- MSN advertising revenue rose only 7% y/y, a deceleration from December’s mediocre 12% and September’s 20%. This compares to Yahoo’s 34% and Google’s 79%.
- Search revenue actually declined y/y. Microsoft blames this on the transition to adCenter, but shrinking revenue in a market growing this fast is a terrible sign. All else being equal, shifting to adCenter modestly increases revenue-per-click because MSN goes from booking net revenue to gross revenue. This illustrates just how much revenue is being lost due to lower keyword prices on adCenter than Yahoo.
- Operating income also declined, from positive $102 million to negative $26 million. The division is now detracting from the performance of Microsoft as a whole.
- The plunge into the red resulted from declining revenue and a headcount increase of a whopping 35%. Whatever the new folks are doing, they aren’t selling ads.
MSN’s heavy investment in headcount and R&D, combined with a renewed willingness to run the division at a loss, shows how seriously Microsoft is taking MSN and the Google threat. Despite this, however, the division’s performance shows no signs of a turnaround (on the contrary, it just gets worse). Analysts and commentators conditioned by years of Microsoft’s come-from-behind victories in software continue to act as though MSN’s ascendancy is only a matter of time.
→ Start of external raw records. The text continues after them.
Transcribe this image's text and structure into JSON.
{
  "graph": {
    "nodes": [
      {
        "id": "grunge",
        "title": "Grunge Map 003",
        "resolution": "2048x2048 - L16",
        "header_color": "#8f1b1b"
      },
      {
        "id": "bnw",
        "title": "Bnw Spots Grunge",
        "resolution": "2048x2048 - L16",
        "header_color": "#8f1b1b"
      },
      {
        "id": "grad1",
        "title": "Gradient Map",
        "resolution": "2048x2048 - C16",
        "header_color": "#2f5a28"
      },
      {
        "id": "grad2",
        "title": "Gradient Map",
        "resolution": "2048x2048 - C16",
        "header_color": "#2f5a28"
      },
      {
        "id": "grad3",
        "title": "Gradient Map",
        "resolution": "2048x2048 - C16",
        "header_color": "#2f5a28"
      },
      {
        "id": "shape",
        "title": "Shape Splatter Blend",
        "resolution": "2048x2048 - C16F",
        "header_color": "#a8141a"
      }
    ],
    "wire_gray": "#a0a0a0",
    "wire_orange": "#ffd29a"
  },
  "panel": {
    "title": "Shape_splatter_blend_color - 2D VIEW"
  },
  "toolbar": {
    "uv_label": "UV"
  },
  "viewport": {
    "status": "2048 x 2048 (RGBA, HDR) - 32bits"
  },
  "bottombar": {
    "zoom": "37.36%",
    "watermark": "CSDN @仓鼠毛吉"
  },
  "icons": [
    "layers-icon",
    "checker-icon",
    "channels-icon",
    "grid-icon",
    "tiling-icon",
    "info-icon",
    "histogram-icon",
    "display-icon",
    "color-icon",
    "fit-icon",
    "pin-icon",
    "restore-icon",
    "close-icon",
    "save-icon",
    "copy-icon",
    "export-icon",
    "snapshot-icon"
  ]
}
The numbers (and general business history) suggest otherwise.
Microsoft has been at the web business for 11 years now–and it is still running a distant third. How long Microsoft will continue to believe that gaining real traction online is just a matter of hiring the right people, developing the right algorithms, or spending the right amount of money remains a mystery. Unless the MSN division soon shows signs of first stabilizing and then regaining share, however, even the Microsoft faithful may eventually have to throw in the towel.
The hirings of Steve Berkowitz, Ray Ozzie, etc. are positive, but, for MSN, they are probably too little too late. I continue to believe that the best solution to a tough problem is a spin-off. It worked for Expedia, Slate, and other Microsoft web businesses, and it still has a chance of working for MSN. Also, why any one company wants to have $50 billion in revenue and compete with IBM and Oracle on one end and Google, Time Warner, and Sony on the other is beyond me. With each successive re-org, however, it becomes clearer that Microsoft is deadset on doing just that.